When our Content Policy team decided on our warnings policy, they wanted to ensure that authors could give (and readers could get) as much information as they wanted about stories. This is one of the main purposes of our freeform tags – you can add as much information to your story as you see fit, and readers can add their own additional descriptions and tags if they choose to bookmark the fic. One of the key themes which has emerged in the recent debates on warnings is that many people just want more information about stories generally. Our freeform tags not only let you add other warnings to your own story, but also to label your stories with themes, kinks, or other story elements readers might want to know about and to tag other stories on the archive with the information you find most relevant.
Our standard warning tags, which include “choose not to warn”, “choose not to warn for some content”, and “none of these warnings apply”, were designed to help the reader decide about whether or not to seek out additional information about a story through the tag system, rather than as a comprehensive list of all serious warnings. We want to keep the number of core warnings low because those warnings are enforceable: if a story contains major character death, and is labeled “none of these warnings apply,” a reader can report that story to Abuse, who can contact the author and, if necessary, change the story’s label to “Choose not to warn for some content.” The same applies for graphic violence, underage, and rape/noncon. The bigger the list of core warnings, the more difficult they are to enforce (not even taking into account the even greater difficulty of defining categories such as “dubcon”), especially given that our policy is to defer to authors’ judgment in close cases.
But if you’re someone who prefers not to have too much information about a story before you read, fear not! You may already have noticed that logged-in users have an option to hide all warnings by default (you set this on your preferences page, and when it’s enabled you can still reveal warnings on a case-by-case basis). We’re planning to add the same option for tags, so that if you prefer surprise!alien spiders–or even surprise!incest–you can have it – watch out for this new feature in a future site update.
As the latest discussion on warnings reminded everyone, it’s hard to find a solution that works for everyone – but we think the model we have developed is a good balance.
We hope this post answers a few of your questions!
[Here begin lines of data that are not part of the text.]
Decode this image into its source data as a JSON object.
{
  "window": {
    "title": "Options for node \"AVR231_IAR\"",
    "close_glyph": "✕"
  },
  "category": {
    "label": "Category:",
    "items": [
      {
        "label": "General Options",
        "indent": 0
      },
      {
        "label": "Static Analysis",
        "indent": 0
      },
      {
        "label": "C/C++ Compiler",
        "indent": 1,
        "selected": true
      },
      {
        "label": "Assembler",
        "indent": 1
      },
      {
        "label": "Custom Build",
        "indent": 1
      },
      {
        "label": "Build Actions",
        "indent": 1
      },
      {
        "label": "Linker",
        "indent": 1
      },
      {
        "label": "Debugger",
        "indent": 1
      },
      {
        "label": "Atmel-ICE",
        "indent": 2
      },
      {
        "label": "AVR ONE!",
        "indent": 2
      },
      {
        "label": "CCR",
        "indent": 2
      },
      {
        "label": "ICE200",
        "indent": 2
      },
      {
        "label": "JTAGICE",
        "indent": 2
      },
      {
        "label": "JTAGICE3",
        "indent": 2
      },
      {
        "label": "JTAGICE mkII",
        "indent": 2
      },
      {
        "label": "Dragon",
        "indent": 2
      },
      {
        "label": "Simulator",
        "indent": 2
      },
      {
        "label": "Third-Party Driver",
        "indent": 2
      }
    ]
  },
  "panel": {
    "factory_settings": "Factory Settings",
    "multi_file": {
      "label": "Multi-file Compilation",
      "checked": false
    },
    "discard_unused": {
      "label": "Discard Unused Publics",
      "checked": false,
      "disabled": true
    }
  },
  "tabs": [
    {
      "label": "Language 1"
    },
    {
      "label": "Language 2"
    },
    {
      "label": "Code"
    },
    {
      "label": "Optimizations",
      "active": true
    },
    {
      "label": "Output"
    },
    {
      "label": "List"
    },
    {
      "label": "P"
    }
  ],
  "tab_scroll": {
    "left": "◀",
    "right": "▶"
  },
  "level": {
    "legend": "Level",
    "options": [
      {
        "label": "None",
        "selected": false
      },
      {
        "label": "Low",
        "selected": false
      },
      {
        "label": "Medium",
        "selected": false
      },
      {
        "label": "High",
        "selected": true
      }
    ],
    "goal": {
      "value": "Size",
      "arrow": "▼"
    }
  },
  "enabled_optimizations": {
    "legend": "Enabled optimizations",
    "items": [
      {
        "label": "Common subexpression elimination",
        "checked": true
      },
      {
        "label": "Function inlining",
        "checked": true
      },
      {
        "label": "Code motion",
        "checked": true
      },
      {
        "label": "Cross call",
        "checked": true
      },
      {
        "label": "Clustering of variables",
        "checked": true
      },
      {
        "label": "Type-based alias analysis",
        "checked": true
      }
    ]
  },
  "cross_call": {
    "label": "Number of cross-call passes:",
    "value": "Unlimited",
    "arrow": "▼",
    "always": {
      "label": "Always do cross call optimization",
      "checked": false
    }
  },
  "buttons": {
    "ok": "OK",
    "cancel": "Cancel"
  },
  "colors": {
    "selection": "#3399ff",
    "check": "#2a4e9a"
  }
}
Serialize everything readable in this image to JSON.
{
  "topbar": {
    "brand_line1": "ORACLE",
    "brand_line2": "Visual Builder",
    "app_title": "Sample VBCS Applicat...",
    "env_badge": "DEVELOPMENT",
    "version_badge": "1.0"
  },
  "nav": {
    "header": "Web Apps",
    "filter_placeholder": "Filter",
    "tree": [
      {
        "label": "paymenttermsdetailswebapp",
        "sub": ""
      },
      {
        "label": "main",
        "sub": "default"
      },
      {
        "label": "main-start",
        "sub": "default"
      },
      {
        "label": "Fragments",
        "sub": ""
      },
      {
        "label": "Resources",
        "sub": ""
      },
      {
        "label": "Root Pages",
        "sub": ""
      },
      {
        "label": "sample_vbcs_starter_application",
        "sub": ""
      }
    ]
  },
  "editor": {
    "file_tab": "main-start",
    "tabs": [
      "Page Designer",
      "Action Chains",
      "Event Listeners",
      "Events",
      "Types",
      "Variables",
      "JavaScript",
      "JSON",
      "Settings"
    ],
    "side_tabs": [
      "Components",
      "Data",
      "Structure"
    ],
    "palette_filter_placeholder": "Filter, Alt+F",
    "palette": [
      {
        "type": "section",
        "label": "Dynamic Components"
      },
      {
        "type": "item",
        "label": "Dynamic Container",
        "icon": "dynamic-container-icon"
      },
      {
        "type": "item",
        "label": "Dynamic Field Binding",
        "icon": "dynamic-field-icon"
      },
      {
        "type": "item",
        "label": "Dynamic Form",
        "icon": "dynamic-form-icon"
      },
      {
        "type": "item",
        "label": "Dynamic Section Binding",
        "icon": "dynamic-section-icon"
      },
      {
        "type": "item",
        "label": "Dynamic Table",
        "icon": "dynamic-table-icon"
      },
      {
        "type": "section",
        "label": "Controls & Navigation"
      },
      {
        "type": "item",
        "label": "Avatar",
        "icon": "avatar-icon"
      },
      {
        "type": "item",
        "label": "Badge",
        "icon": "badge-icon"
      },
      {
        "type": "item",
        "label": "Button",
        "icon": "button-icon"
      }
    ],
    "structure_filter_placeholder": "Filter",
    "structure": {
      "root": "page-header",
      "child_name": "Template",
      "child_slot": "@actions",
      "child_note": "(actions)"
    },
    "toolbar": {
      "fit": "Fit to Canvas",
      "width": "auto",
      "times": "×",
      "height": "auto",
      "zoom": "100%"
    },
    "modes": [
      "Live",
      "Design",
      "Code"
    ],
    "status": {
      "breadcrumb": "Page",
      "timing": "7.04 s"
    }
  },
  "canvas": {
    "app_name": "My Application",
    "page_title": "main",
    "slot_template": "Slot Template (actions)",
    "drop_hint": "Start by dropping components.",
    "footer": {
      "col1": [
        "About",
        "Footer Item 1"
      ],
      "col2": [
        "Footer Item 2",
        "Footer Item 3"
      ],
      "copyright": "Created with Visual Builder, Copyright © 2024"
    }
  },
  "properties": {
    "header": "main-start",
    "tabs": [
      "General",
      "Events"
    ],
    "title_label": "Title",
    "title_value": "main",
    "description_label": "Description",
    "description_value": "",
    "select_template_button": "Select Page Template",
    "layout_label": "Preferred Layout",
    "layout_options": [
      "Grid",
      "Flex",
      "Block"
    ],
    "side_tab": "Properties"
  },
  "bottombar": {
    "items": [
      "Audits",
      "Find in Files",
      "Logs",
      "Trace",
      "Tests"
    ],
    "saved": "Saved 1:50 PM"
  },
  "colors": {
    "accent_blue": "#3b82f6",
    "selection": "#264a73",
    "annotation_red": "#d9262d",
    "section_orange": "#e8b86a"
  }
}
Please leave other questions and comments here. We won’t always answer comments on this post directly – we’ll put your feedback into our pool of things to answer in future posts.